YOUR GOAL:
Output the data below exactly as it is, dropping the pictures from your copy.

DATA LISTING:
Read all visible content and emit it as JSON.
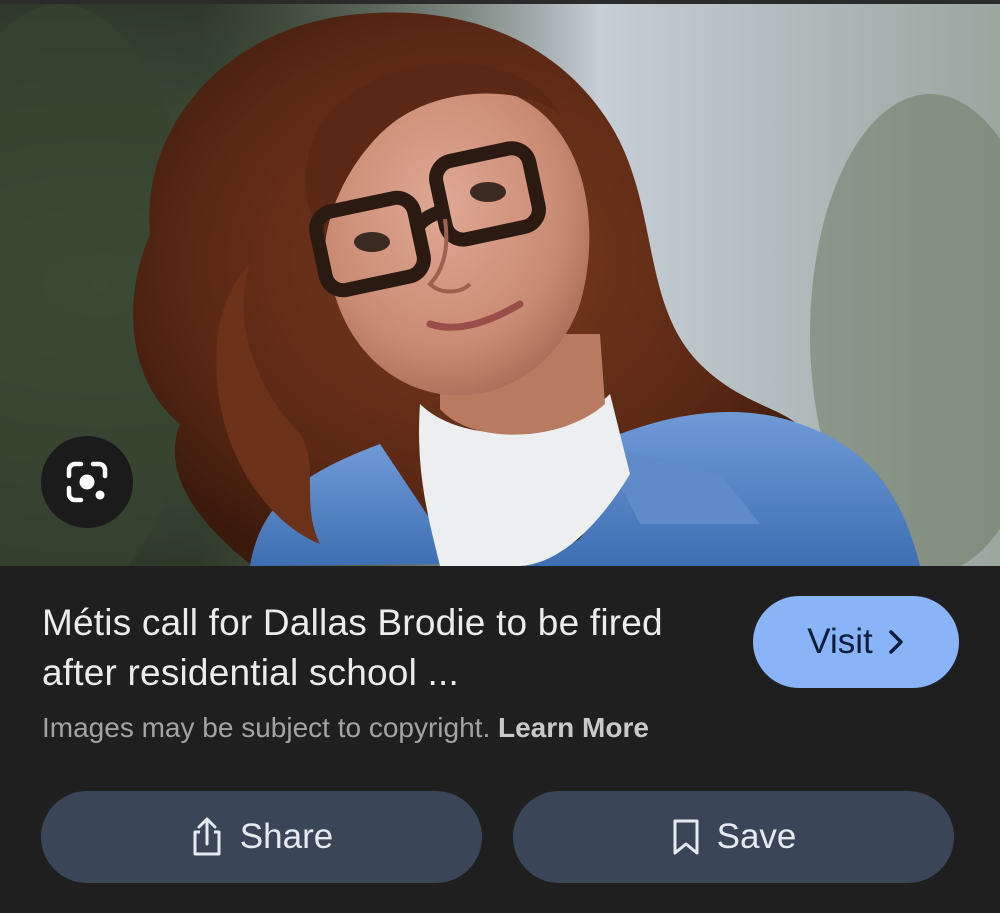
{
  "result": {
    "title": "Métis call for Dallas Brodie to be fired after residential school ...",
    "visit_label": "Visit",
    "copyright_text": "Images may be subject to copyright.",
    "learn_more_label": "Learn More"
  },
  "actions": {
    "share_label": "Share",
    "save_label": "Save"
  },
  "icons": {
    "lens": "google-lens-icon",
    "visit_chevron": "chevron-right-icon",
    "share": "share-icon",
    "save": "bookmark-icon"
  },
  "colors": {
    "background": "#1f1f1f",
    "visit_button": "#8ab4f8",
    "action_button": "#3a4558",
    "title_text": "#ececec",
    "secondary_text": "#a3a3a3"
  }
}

REPLY TO THE TASK:
Read all visible content and emit it as JSON.
{
  "result": {
    "title": "Métis call for Dallas Brodie to be fired after residential school ...",
    "visit_label": "Visit",
    "copyright_text": "Images may be subject to copyright.",
    "learn_more_label": "Learn More"
  },
  "actions": {
    "share_label": "Share",
    "save_label": "Save"
  },
  "icons": {
    "lens": "google-lens-icon",
    "visit_chevron": "chevron-right-icon",
    "share": "share-icon",
    "save": "bookmark-icon"
  },
  "colors": {
    "background": "#1f1f1f",
    "visit_button": "#8ab4f8",
    "action_button": "#3a4558",
    "title_text": "#ececec",
    "secondary_text": "#a3a3a3"
  }
}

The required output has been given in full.